• **What the exercise asks**: Pull every line holding the word "amount" out of the data and copy it.

==== Stored data

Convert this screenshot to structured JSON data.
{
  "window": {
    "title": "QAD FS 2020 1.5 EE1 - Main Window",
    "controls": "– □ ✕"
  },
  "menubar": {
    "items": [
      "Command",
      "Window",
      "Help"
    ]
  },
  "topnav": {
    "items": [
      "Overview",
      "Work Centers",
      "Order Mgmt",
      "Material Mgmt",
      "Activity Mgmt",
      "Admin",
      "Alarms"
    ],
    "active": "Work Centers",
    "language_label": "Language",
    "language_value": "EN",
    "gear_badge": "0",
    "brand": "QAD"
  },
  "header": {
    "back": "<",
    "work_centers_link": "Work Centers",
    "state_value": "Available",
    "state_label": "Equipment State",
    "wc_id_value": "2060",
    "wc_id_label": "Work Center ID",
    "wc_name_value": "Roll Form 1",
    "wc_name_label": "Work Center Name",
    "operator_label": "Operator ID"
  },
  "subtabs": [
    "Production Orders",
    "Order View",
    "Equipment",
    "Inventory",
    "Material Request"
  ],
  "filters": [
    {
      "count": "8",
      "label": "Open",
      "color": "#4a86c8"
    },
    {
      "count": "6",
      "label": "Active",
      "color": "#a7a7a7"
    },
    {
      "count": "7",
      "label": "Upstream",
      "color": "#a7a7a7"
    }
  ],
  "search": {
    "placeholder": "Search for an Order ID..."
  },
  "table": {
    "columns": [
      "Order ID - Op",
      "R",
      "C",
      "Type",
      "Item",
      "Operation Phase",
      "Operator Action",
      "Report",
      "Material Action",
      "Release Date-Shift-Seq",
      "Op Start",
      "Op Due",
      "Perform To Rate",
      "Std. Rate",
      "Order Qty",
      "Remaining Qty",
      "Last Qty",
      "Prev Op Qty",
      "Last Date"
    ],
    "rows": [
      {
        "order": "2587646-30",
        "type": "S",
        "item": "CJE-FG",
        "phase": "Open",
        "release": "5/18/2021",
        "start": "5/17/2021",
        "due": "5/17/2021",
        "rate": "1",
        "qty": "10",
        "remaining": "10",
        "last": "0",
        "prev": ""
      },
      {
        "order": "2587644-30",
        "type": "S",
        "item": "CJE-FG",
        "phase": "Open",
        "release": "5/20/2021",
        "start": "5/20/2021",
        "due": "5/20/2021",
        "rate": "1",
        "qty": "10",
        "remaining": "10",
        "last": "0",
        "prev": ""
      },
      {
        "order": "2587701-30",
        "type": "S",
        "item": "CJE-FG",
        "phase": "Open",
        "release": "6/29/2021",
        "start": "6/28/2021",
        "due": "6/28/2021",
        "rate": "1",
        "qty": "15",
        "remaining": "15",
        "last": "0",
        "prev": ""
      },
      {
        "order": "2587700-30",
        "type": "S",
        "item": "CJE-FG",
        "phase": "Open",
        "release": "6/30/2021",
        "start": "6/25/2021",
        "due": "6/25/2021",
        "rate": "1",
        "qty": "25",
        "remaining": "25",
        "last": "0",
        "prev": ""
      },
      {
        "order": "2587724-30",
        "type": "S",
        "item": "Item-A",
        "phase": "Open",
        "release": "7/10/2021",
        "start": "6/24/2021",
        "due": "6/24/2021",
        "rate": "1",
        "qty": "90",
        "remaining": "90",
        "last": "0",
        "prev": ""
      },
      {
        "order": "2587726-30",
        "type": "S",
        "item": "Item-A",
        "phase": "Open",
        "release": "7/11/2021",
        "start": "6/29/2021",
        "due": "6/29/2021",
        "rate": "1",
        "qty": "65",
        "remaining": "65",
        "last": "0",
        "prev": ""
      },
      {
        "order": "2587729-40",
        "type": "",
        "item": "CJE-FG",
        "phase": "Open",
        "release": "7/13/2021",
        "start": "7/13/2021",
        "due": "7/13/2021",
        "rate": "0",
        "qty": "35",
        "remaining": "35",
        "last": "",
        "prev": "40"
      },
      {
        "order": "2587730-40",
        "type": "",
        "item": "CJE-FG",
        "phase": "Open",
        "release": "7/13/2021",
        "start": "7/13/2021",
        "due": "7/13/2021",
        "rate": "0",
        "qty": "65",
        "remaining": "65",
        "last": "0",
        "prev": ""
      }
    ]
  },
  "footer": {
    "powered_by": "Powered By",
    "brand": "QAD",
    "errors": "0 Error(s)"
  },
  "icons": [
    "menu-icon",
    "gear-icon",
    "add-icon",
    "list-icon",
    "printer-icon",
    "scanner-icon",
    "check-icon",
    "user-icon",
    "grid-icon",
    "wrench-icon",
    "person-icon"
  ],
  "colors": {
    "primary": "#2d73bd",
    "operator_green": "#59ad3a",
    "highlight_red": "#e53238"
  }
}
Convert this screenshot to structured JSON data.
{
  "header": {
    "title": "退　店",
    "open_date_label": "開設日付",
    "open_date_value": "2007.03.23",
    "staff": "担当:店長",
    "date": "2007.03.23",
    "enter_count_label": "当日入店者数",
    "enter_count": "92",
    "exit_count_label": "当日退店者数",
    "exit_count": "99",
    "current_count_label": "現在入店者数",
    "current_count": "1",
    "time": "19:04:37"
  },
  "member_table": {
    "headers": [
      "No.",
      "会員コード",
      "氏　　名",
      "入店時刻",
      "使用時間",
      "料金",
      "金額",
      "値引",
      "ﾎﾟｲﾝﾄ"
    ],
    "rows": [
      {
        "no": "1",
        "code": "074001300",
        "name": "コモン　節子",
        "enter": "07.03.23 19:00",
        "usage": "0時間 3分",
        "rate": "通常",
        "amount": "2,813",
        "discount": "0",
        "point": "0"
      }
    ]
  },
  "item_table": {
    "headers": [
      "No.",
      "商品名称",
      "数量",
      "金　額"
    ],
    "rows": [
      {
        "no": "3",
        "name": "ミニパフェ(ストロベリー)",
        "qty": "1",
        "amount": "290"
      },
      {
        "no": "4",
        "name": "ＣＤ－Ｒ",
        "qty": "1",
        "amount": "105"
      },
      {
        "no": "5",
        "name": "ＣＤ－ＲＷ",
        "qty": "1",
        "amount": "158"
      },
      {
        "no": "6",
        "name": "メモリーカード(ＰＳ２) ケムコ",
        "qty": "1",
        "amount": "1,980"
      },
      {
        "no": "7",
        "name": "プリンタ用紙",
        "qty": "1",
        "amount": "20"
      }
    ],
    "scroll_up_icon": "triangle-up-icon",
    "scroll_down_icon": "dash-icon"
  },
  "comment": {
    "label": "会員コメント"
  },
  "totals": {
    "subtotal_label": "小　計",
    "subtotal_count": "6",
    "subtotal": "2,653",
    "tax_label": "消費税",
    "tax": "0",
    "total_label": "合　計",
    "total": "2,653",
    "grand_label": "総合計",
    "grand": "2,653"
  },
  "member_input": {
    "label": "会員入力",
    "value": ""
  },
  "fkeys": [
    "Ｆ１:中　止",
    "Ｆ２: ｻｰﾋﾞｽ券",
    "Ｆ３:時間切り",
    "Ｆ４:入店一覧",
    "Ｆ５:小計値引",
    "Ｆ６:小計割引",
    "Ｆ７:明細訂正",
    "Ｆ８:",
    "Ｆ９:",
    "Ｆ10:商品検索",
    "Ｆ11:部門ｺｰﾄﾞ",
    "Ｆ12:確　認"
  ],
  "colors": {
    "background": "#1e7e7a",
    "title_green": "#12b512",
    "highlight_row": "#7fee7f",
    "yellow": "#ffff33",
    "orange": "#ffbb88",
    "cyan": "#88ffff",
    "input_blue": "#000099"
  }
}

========

• **Task output**:
        "amount": "2,813",
        "amount": "290"
        "amount": "105"
        "amount": "158"
        "amount": "1,980"
        "amount": "20"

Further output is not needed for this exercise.